Copy every line from the records below that carries the word "AUTO".

#### [DATASET CONTENT]
————
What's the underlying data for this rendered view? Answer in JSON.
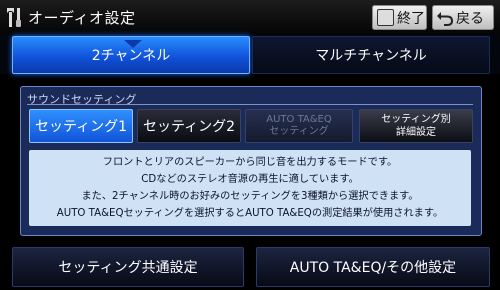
{
  "header": {
    "title": "オーディオ設定",
    "exit_label": "終了",
    "back_label": "戻る",
    "icons": [
      "wrench-screwdriver-icon",
      "exit-icon",
      "back-arrow-icon"
    ]
  },
  "tabs": [
    {
      "label": "2チャンネル",
      "active": true
    },
    {
      "label": "マルチチャンネル",
      "active": false
    }
  ],
  "sound_setting": {
    "title": "サウンドセッティング",
    "buttons": [
      {
        "line1": "セッティング1",
        "line2": "",
        "state": "selected"
      },
      {
        "line1": "セッティング2",
        "line2": "",
        "state": "normal"
      },
      {
        "line1": "AUTO TA&EQ",
        "line2": "セッティング",
        "state": "disabled"
      },
      {
        "line1": "セッティング別",
        "line2": "詳細設定",
        "state": "normal"
      }
    ],
    "description": [
      "フロントとリアのスピーカーから同じ音を出力するモードです。",
      "CDなどのステレオ音源の再生に適しています。",
      "また、2チャンネル時のお好みのセッティングを3種類から選択できます。",
      "AUTO TA&EQセッティングを選択するとAUTO TA&EQの測定結果が使用されます。"
    ]
  },
  "footer": {
    "common_settings": "セッティング共通設定",
    "auto_taeq_other": "AUTO TA&EQ/その他設定"
  },
  "colors": {
    "accent_blue": "#1e6dff",
    "panel_bg": "#1a2b5a",
    "description_bg": "#cfe1f4"
  }
}
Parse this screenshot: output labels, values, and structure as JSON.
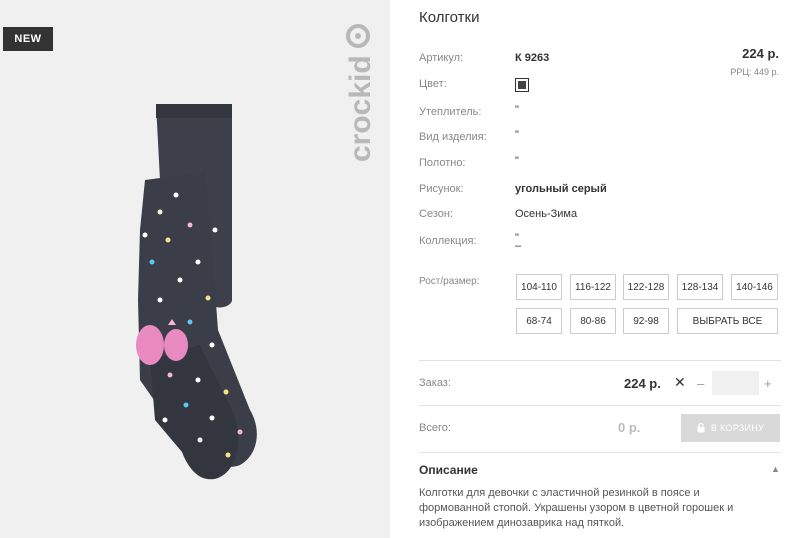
{
  "image": {
    "badge": "NEW",
    "brand": "crockid"
  },
  "product": {
    "title": "Колготки",
    "price": "224 р.",
    "rrp": "РРЦ: 449 р.",
    "swatch_color": "#444444",
    "attributes": [
      {
        "label": "Артикул:",
        "value": "К 9263"
      },
      {
        "label": "Цвет:",
        "value": ""
      },
      {
        "label": "Утеплитель:",
        "value": "\""
      },
      {
        "label": "Вид изделия:",
        "value": "\""
      },
      {
        "label": "Полотно:",
        "value": "\""
      },
      {
        "label": "Рисунок:",
        "value": "угольный серый"
      },
      {
        "label": "Сезон:",
        "value": "Осень-Зима"
      },
      {
        "label": "Коллекция:",
        "value": "\""
      }
    ],
    "collection_extra": "–"
  },
  "sizes": {
    "label": "Рост/размер:",
    "options": [
      "104-110",
      "116-122",
      "122-128",
      "128-134",
      "140-146",
      "68-74",
      "80-86",
      "92-98"
    ],
    "select_all": "ВЫБРАТЬ ВСЕ"
  },
  "order": {
    "label": "Заказ:",
    "price": "224 р.",
    "remove": "✕",
    "minus": "–",
    "plus": "+",
    "quantity": ""
  },
  "total": {
    "label": "Всего:",
    "price": "0 р.",
    "cart_button": "В КОРЗИНУ"
  },
  "description": {
    "heading": "Описание",
    "toggle": "▲",
    "text": "Колготки для девочки с эластичной резинкой в поясе и формованной стопой. Украшены узором в цветной горошек и изображением динозаврика над пяткой."
  }
}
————
#### [EXERCISE ANSWER]
        "line1": "AUTO TA&EQ",
      "AUTO TA&EQセッティングを選択するとAUTO TA&EQの測定結果が使用されます。"
    "auto_taeq_other": "AUTO TA&EQ/その他設定"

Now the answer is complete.